“I chair the all-party parliamentary group for the White Ribbon campaign (why am I not surprised), and I am proud to be an ambassador for both White Ribbon UK and White Ribbon Scotland, whose badge I wear on my lapel today. That campaign, which was referenced already by the hon. Member for Rutherglen and Hamilton West, was set up in the wake of a horrific massacre in Montreal, where a self-identified “anti-feminist” murdered 14 women in cold blood. That was in 1989. Decades later we are still seeing that toxic masculinity (again!) embed itself in large parts of society with the rise of the incel movement. What links those is a learned behaviour of men and boys towards women and girls. That behaviour and the social cues and norms that back it up have to be challenged by men—all of us.”
“We have to acknowledge the wrongs we have perpetrated on women for millennia. We must each do our bit to try and roll those wrongs back for the future. The fight for gender equality needs action at the top, from our Governments to our businesses, employers and public services. It also needs individual action from every one of us. We need to tell our friends when their behaviour is unacceptable and tell our colleagues when their actions—while perhaps unintended or unknowing—are helping to continue the cycle of disrespect.”
“If International Men’s Day is to be something worth commemorating each year, it should be as a reflection and acknowledgement of the damage and human suffering that our place, versus that of women, has caused and is still causing. It should be a time when we come together to discuss and debate how best to change our own behaviours to support women and build a better, more equal and fairer society.”
Kemi Badenoch rebuked him in gentle Parliamentary fashion, saying,

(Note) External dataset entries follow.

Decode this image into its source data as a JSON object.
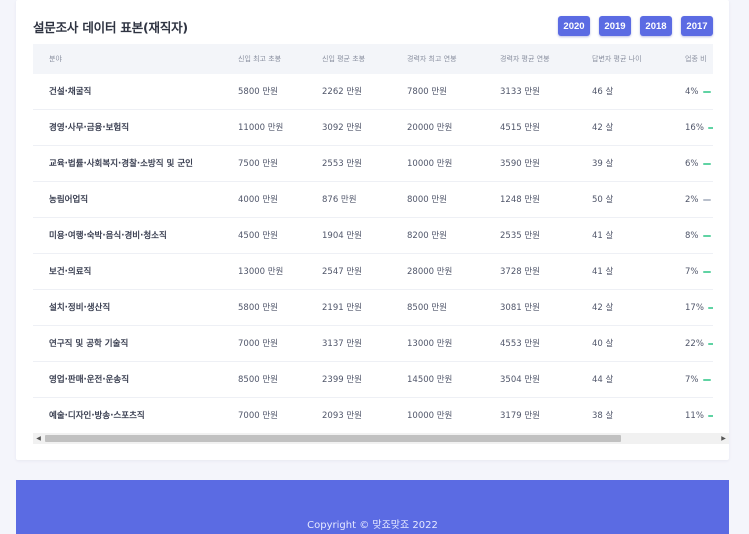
{
  "card": {
    "title": "설문조사 데이터 표본(재직자)",
    "years": [
      "2020",
      "2019",
      "2018",
      "2017"
    ]
  },
  "table": {
    "columns": [
      "분야",
      "신입 최고 초봉",
      "신입 평균 초봉",
      "경력자 최고 연봉",
      "경력자 평균 연봉",
      "답변자 평균 나이",
      "업종 비"
    ],
    "rows": [
      {
        "field": "건설·채굴직",
        "new_max": "5800 만원",
        "new_avg": "2262 만원",
        "exp_max": "7800 만원",
        "exp_avg": "3133 만원",
        "age": "46 살",
        "pct": "4%",
        "pct_value": 4
      },
      {
        "field": "경영·사무·금융·보험직",
        "new_max": "11000 만원",
        "new_avg": "3092 만원",
        "exp_max": "20000 만원",
        "exp_avg": "4515 만원",
        "age": "42 살",
        "pct": "16%",
        "pct_value": 16
      },
      {
        "field": "교육·법률·사회복지·경찰·소방직 및 군인",
        "new_max": "7500 만원",
        "new_avg": "2553 만원",
        "exp_max": "10000 만원",
        "exp_avg": "3590 만원",
        "age": "39 살",
        "pct": "6%",
        "pct_value": 6
      },
      {
        "field": "농림어업직",
        "new_max": "4000 만원",
        "new_avg": "876 만원",
        "exp_max": "8000 만원",
        "exp_avg": "1248 만원",
        "age": "50 살",
        "pct": "2%",
        "pct_value": 2
      },
      {
        "field": "미용·여행·숙박·음식·경비·청소직",
        "new_max": "4500 만원",
        "new_avg": "1904 만원",
        "exp_max": "8200 만원",
        "exp_avg": "2535 만원",
        "age": "41 살",
        "pct": "8%",
        "pct_value": 8
      },
      {
        "field": "보건·의료직",
        "new_max": "13000 만원",
        "new_avg": "2547 만원",
        "exp_max": "28000 만원",
        "exp_avg": "3728 만원",
        "age": "41 살",
        "pct": "7%",
        "pct_value": 7
      },
      {
        "field": "설치·정비·생산직",
        "new_max": "5800 만원",
        "new_avg": "2191 만원",
        "exp_max": "8500 만원",
        "exp_avg": "3081 만원",
        "age": "42 살",
        "pct": "17%",
        "pct_value": 17
      },
      {
        "field": "연구직 및 공학 기술직",
        "new_max": "7000 만원",
        "new_avg": "3137 만원",
        "exp_max": "13000 만원",
        "exp_avg": "4553 만원",
        "age": "40 살",
        "pct": "22%",
        "pct_value": 22
      },
      {
        "field": "영업·판매·운전·운송직",
        "new_max": "8500 만원",
        "new_avg": "2399 만원",
        "exp_max": "14500 만원",
        "exp_avg": "3504 만원",
        "age": "44 살",
        "pct": "7%",
        "pct_value": 7
      },
      {
        "field": "예술·디자인·방송·스포츠직",
        "new_max": "7000 만원",
        "new_avg": "2093 만원",
        "exp_max": "10000 만원",
        "exp_avg": "3179 만원",
        "age": "38 살",
        "pct": "11%",
        "pct_value": 11
      }
    ]
  },
  "colors": {
    "accent": "#5b6be3",
    "bar_green": "#5fd3a3"
  },
  "footer": {
    "copyright": "Copyright © 맞죠맞죠 2022"
  }
}
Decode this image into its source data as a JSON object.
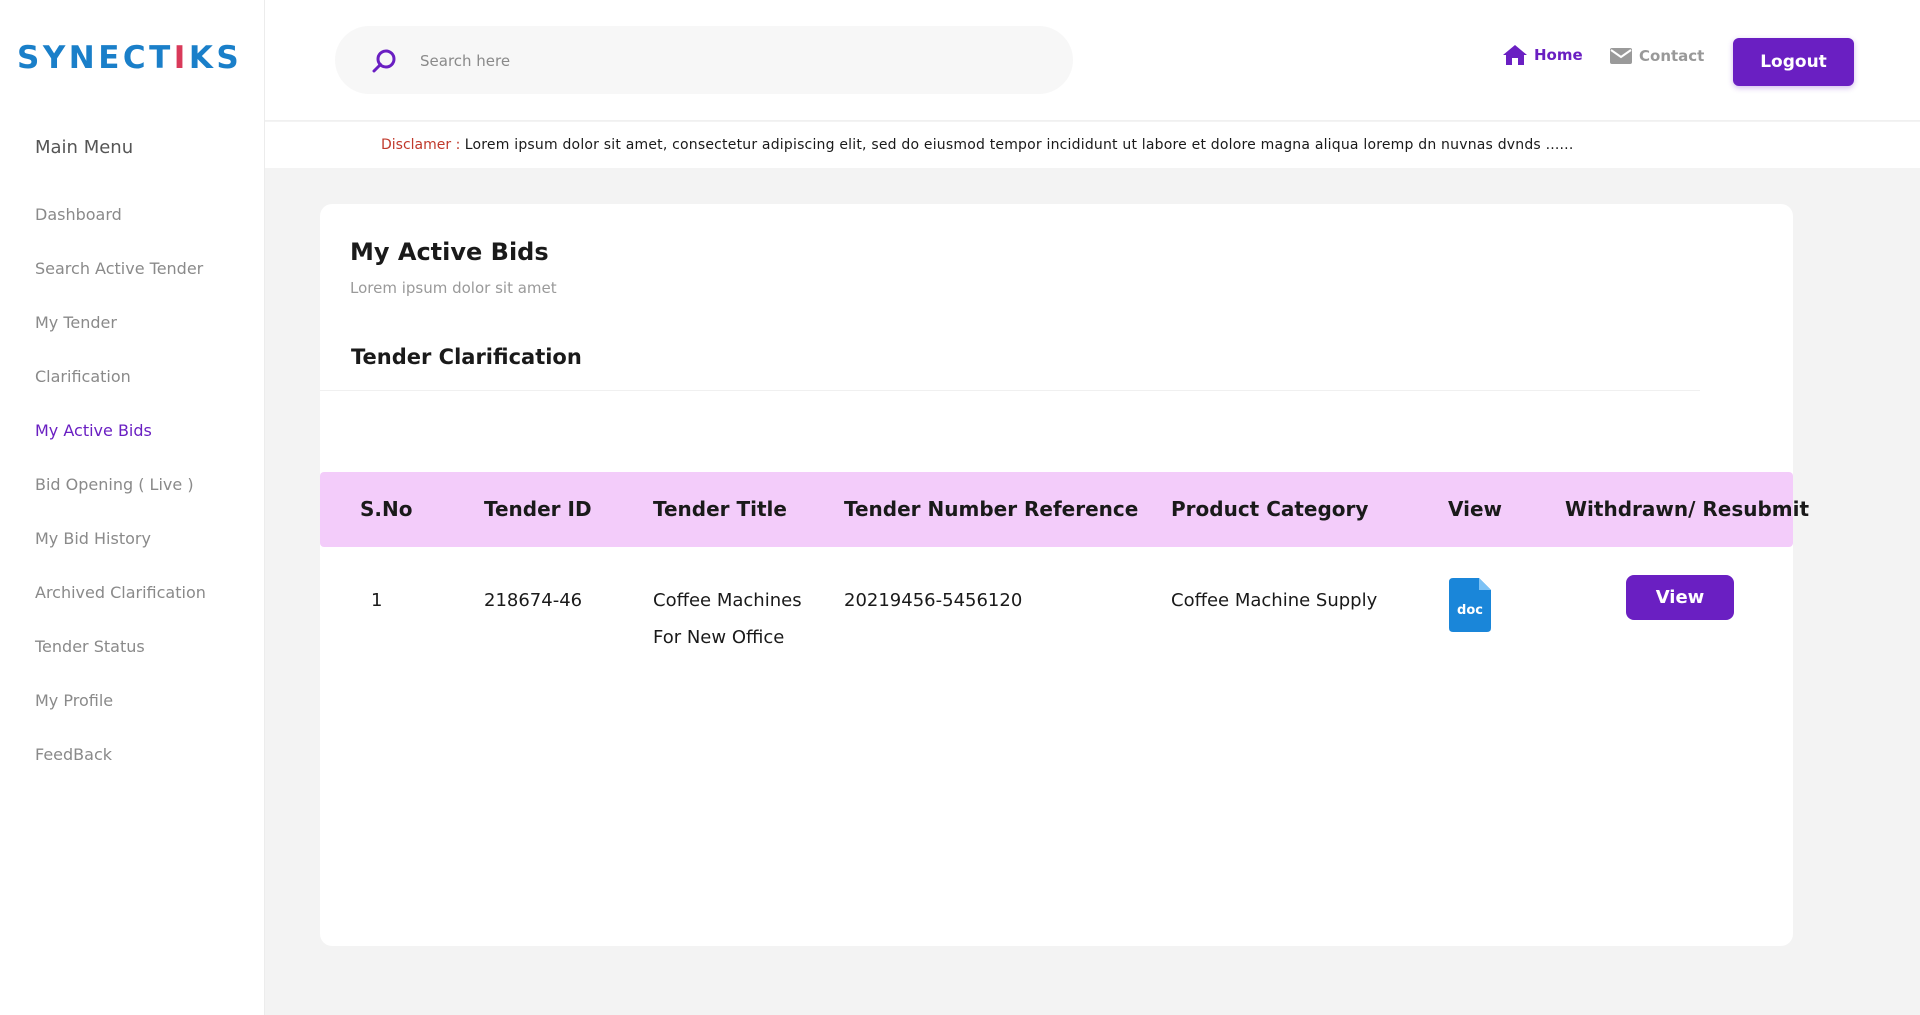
{
  "brand": {
    "logo_pre": "SYNECT",
    "logo_i": "I",
    "logo_post": "KS",
    "primary_color": "#6a1fc2",
    "logo_color": "#1a7fc9"
  },
  "sidebar": {
    "title": "Main Menu",
    "items": [
      {
        "label": "Dashboard"
      },
      {
        "label": "Search Active Tender"
      },
      {
        "label": "My Tender"
      },
      {
        "label": "Clarification"
      },
      {
        "label": "My Active Bids",
        "active": true
      },
      {
        "label": "Bid Opening ( Live )"
      },
      {
        "label": "My Bid History"
      },
      {
        "label": "Archived Clarification"
      },
      {
        "label": "Tender Status"
      },
      {
        "label": "My Profile"
      },
      {
        "label": "FeedBack"
      }
    ]
  },
  "header": {
    "search_placeholder": "Search here",
    "home_label": "Home",
    "contact_label": "Contact",
    "logout_label": "Logout"
  },
  "disclaimer": {
    "label": "Disclamer :",
    "text": "Lorem ipsum dolor sit amet, consectetur adipiscing elit, sed do eiusmod tempor incididunt ut labore et dolore magna aliqua loremp dn  nuvnas dvnds ......"
  },
  "page": {
    "title": "My Active Bids",
    "subtitle": "Lorem ipsum dolor sit amet",
    "section_title": "Tender Clarification"
  },
  "table": {
    "headers": [
      "S.No",
      "Tender ID",
      "Tender Title",
      "Tender Number Reference",
      "Product Category",
      "View",
      "Withdrawn/ Resubmit"
    ],
    "rows": [
      {
        "sno": "1",
        "tender_id": "218674-46",
        "title_line1": "Coffee Machines",
        "title_line2": "For New Office",
        "reference": "20219456-5456120",
        "category": "Coffee Machine Supply",
        "doc_label": "doc",
        "action_label": "View"
      }
    ]
  }
}
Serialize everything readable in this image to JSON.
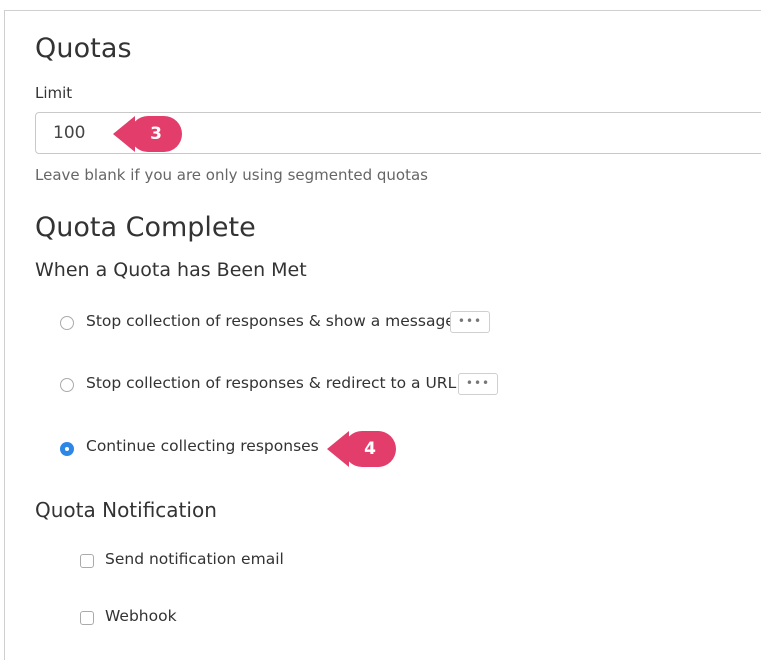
{
  "quotas": {
    "title": "Quotas",
    "limit_label": "Limit",
    "limit_value": "100",
    "help_text": "Leave blank if you are only using segmented quotas"
  },
  "quota_complete": {
    "title": "Quota Complete",
    "subtitle": "When a Quota has Been Met",
    "options": [
      {
        "label": "Stop collection of responses & show a message",
        "selected": false,
        "has_more": true
      },
      {
        "label": "Stop collection of responses & redirect to a URL",
        "selected": false,
        "has_more": true
      },
      {
        "label": "Continue collecting responses",
        "selected": true,
        "has_more": false
      }
    ],
    "more_label": "•••"
  },
  "quota_notification": {
    "title": "Quota Notification",
    "options": [
      {
        "label": "Send notification email",
        "checked": false
      },
      {
        "label": "Webhook",
        "checked": false
      }
    ]
  },
  "callouts": {
    "step3": "3",
    "step4": "4"
  },
  "colors": {
    "callout": "#e23d6b",
    "radio_selected": "#2d87e6"
  }
}
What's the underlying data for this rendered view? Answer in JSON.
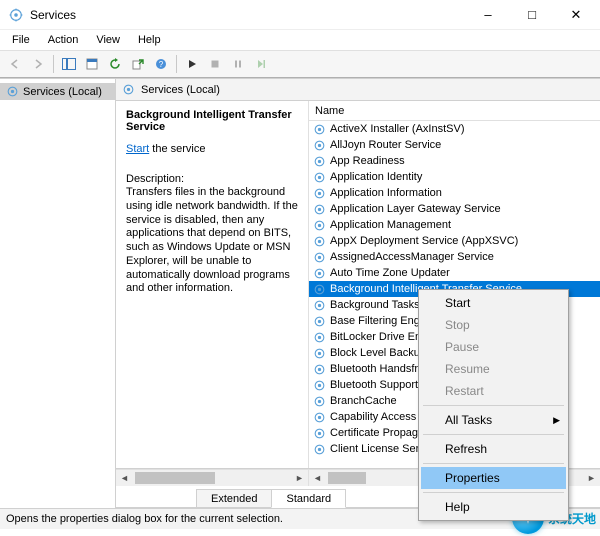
{
  "window": {
    "title": "Services",
    "min_label": "–",
    "max_label": "□",
    "close_label": "✕"
  },
  "menubar": {
    "items": [
      "File",
      "Action",
      "View",
      "Help"
    ]
  },
  "left_pane": {
    "root_label": "Services (Local)"
  },
  "right_header": {
    "title": "Services (Local)"
  },
  "desc_panel": {
    "service_name": "Background Intelligent Transfer Service",
    "start_link": "Start",
    "start_suffix": " the service",
    "desc_label": "Description:",
    "desc_body": "Transfers files in the background using idle network bandwidth. If the service is disabled, then any applications that depend on BITS, such as Windows Update or MSN Explorer, will be unable to automatically download programs and other information."
  },
  "list": {
    "column_header": "Name",
    "items": [
      "ActiveX Installer (AxInstSV)",
      "AllJoyn Router Service",
      "App Readiness",
      "Application Identity",
      "Application Information",
      "Application Layer Gateway Service",
      "Application Management",
      "AppX Deployment Service (AppXSVC)",
      "AssignedAccessManager Service",
      "Auto Time Zone Updater",
      "Background Intelligent Transfer Service",
      "Background Tasks Infrastructure Service",
      "Base Filtering Engine",
      "BitLocker Drive Encryption Service",
      "Block Level Backup Engine Service",
      "Bluetooth Handsfree Service",
      "Bluetooth Support Service",
      "BranchCache",
      "Capability Access Manager Service",
      "Certificate Propagation",
      "Client License Service (ClipSVC)"
    ],
    "selected_index": 10
  },
  "tabs": {
    "items": [
      "Extended",
      "Standard"
    ],
    "active_index": 1
  },
  "statusbar": {
    "text": "Opens the properties dialog box for the current selection."
  },
  "context_menu": {
    "items": [
      {
        "label": "Start",
        "disabled": false
      },
      {
        "label": "Stop",
        "disabled": true
      },
      {
        "label": "Pause",
        "disabled": true
      },
      {
        "label": "Resume",
        "disabled": true
      },
      {
        "label": "Restart",
        "disabled": true
      },
      {
        "sep": true
      },
      {
        "label": "All Tasks",
        "submenu": true
      },
      {
        "sep": true
      },
      {
        "label": "Refresh"
      },
      {
        "sep": true
      },
      {
        "label": "Properties",
        "highlight": true
      },
      {
        "sep": true
      },
      {
        "label": "Help"
      }
    ]
  },
  "watermark": {
    "text": "系统天地"
  }
}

“I do not believe that every man is a risk. There are some who have committed atrocious crimes, but I treat people as individuals. My experience—whether in my family, with my father, brother or son, or with my male hon. Friends in this House—has been overwhelmingly positive. As someone who is black, female and an immigrant, when I hear the hon. Member for Paisley and Renfrewshire North say such things, I can tell he is saying them to sound positive; however, the way he makes those comments is not as constructive as the way Government Members make theirs. Their approach is the better way to resolve those issues. I am very happy to share more of my views on the topic outside of the debate.”